“It gets you thinking about all the little moments in life you just let go by, absorbed with something else at that moment,” Carr said.
Ku described the Carrolls as “a family where no one’s really meeting or connecting—they’re interacting in a maybe complacent way, but they’ve sort of forgotten about connecting at all. And they’re all trying to communicate, but the frustration of it all [is apparent]. Relationships take effort, and if you don’t exert it, they just become stagnant, I think.
“They’re people who just coexist without ever really connecting. They just wander through their lives as individuals, bouncing from room to room. But there’s no moment where we really feel them come together until the very end.”
Both Carr and Ku enthused about the way their cast brought the material to life. They were amazed that Meat Loaf Aday accepted a part as a clerk at the motel where Kate and Bill hide from the glare of the media, but equally so at the attitude he brought to the role. “He was pitched to us,” Ku said, and Carr added, “We couldn’t believe Meat Loaf would want to play such a small role.” Ku continued, “It was a testament to his professionalism that he really didn’t want to be Meat Loaf, the rock star. He was really there to be an actor, and such a collaborative actor.”
And while the role of Sam is small, it’s crucial, and both men felt that Gallner had nailed it. “We auditioned quite a few hot young, up-and-coming actors who really wanted to play that role—a role that kids don’t get too often,” Ku said. Carr added, “Kyle exploded off the audition tape in a way that we just both went, ‘That’s the guy. That’s Sam.’” Ku added, “He’s done a lot of horror films, and people tend to look down on actors in them—but you have to start somewhere. The kid is amazing.”
But they reserved their highest praise for Bello and Sheen. “Maria was the very first person we ever thought of for the mother,” Carr said. Ku agreed, describing her as “a natural choice for this—one of the very first people we talked about for either of the roles. So the fact that she wound up in it is just amazing.”
Of Sheen, Ku said, “Michael is just a phenomenal actor.” Carr added, “And he really got the character we were going for, in a very unselfish way. A lot of it is holding things in.”
Ku continued, “As an actor, it’s so hard to play still—it’s so difficult. Maria’s character Kate is a very outward character–that comes out in her lines. Bill comes out in his stillness, and for Michael to pull that off, I am in awe of him.”

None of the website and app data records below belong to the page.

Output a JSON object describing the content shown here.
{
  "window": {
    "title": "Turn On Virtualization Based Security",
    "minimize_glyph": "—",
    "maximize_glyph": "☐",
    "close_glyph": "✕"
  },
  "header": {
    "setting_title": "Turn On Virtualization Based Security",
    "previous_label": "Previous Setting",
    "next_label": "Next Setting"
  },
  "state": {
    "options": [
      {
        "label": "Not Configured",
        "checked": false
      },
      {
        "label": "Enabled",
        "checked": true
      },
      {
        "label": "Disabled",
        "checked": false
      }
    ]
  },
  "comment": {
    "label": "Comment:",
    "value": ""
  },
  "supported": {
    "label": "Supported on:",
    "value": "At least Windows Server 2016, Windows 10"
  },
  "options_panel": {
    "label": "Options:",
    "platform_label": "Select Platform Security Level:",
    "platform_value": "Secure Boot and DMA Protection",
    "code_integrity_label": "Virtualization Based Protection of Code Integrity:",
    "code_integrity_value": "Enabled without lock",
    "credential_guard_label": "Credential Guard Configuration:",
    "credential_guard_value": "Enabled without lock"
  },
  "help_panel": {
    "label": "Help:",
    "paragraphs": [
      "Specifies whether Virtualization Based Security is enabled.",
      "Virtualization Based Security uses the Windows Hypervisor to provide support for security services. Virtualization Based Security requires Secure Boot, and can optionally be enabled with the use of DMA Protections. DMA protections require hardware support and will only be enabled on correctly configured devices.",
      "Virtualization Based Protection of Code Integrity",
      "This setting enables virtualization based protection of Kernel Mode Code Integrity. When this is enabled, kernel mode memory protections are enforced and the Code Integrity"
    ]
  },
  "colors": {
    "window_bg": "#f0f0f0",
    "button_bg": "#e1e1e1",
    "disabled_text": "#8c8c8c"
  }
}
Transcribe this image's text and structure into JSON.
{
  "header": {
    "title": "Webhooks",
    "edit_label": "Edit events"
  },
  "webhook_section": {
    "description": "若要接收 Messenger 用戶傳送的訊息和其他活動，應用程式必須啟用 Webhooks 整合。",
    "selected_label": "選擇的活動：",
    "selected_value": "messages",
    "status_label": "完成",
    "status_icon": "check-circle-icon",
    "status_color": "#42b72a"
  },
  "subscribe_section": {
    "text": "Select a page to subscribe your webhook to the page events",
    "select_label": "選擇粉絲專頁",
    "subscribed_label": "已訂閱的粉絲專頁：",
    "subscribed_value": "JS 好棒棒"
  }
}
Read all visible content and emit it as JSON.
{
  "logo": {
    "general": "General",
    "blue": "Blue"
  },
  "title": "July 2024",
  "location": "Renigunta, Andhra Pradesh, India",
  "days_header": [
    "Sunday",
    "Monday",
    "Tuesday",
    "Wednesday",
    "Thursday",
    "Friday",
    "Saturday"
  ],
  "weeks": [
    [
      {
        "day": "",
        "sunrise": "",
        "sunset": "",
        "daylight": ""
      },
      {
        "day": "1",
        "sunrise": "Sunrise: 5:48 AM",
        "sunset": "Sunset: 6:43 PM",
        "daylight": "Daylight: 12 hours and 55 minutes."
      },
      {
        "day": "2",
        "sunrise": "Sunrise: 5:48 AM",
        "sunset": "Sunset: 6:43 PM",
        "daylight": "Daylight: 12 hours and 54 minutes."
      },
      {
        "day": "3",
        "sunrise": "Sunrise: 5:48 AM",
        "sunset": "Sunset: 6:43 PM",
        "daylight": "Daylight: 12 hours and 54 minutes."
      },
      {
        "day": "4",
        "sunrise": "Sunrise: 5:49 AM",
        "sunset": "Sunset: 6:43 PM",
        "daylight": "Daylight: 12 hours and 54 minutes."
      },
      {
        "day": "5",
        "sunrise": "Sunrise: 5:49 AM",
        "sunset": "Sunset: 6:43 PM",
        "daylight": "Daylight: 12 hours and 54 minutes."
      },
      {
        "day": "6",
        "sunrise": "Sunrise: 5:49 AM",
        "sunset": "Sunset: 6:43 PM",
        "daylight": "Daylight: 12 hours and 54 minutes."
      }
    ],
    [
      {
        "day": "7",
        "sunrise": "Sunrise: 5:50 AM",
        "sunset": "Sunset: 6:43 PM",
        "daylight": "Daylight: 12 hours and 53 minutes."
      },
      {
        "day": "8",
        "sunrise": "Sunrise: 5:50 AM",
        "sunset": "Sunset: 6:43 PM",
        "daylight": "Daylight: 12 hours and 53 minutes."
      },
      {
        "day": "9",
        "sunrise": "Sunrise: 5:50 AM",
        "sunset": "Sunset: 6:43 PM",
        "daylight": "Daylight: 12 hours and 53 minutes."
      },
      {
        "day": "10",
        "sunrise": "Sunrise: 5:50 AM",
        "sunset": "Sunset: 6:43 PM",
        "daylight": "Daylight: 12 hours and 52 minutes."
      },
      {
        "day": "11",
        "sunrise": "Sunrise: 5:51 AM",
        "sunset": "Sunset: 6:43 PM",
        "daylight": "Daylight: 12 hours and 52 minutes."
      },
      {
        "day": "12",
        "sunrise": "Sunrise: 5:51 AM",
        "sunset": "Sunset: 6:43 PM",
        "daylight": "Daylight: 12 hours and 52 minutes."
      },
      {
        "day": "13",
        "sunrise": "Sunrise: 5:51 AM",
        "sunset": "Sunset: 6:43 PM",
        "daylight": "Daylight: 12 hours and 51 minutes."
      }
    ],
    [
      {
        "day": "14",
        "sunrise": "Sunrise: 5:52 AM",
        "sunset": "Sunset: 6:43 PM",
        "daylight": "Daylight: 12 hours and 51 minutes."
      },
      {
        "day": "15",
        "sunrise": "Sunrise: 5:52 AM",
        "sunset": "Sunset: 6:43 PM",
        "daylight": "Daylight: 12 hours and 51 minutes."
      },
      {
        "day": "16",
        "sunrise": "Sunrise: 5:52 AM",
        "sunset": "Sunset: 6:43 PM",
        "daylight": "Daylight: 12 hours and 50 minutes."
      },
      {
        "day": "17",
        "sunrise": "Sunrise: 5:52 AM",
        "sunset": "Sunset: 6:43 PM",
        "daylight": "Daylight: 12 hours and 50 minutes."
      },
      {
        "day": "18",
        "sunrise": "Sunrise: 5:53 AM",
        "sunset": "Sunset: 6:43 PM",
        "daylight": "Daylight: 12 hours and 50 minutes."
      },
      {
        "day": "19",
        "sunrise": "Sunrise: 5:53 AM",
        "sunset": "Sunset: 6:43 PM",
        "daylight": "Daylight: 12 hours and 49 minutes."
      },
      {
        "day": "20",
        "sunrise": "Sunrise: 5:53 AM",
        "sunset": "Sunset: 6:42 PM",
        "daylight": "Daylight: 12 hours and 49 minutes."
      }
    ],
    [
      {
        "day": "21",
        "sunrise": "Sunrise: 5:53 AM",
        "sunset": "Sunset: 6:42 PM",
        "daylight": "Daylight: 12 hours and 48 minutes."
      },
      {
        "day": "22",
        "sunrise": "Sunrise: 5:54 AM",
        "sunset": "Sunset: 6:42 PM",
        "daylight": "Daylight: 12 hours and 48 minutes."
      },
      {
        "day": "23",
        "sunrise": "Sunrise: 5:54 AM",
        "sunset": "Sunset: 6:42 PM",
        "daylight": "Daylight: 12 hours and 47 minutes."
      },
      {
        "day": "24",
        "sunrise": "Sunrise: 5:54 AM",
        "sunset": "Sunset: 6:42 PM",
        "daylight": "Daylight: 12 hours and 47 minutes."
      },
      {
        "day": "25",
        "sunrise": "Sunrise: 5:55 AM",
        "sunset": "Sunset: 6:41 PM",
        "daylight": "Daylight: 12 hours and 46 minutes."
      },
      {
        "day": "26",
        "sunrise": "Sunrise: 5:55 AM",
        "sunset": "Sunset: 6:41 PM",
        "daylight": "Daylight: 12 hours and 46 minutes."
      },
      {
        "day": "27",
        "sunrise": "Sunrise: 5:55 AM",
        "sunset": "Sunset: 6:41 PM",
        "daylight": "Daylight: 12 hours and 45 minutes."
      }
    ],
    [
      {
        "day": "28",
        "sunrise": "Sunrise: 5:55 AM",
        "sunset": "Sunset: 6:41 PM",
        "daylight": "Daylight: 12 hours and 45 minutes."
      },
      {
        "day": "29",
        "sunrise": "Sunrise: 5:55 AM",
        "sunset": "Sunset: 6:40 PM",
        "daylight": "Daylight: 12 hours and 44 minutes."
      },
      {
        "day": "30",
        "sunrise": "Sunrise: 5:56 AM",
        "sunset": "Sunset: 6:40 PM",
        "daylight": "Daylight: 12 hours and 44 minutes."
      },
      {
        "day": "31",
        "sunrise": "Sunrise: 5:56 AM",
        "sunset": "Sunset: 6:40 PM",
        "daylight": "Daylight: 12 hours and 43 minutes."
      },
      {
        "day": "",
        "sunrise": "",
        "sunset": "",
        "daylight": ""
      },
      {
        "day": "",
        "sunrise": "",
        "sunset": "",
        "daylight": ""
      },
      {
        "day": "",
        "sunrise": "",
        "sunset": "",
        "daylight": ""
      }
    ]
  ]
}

Carr and Ku recalled shooting the climactic scene between Bello and Sheen—perhaps the film’s most powerful—in a motel room and being completely absorbed in the moment. “It was like seven takes, and it’s really a testament to what great professional actors these guys are that every take was so moving,” Carr recalled. “And they stuck to the script—that was incredible, to bring that kind of fury and emotion to a scene but also to remember your lines. It’s just mind-boggling to me. But every time I would get completely lost and sort of forget that I had anything to do with what they were saying. It just felt so natural. It was really emotional to see that happen, but I felt very detached from it at that point. It just felt like I was kind of a voyeur watching this very intimate, horrible conversation take place.”
“It’s true,” Ku added, “because after so much time, and I guess because it feels so real when they’re doing it, you forget that we actually wrote those words. It’s like they’re making them up on the spot because it’s so real, the way they’re reacting to each other. It’s a magical thing.”
“Beautiful Boy” is an Anchor Bay Films release.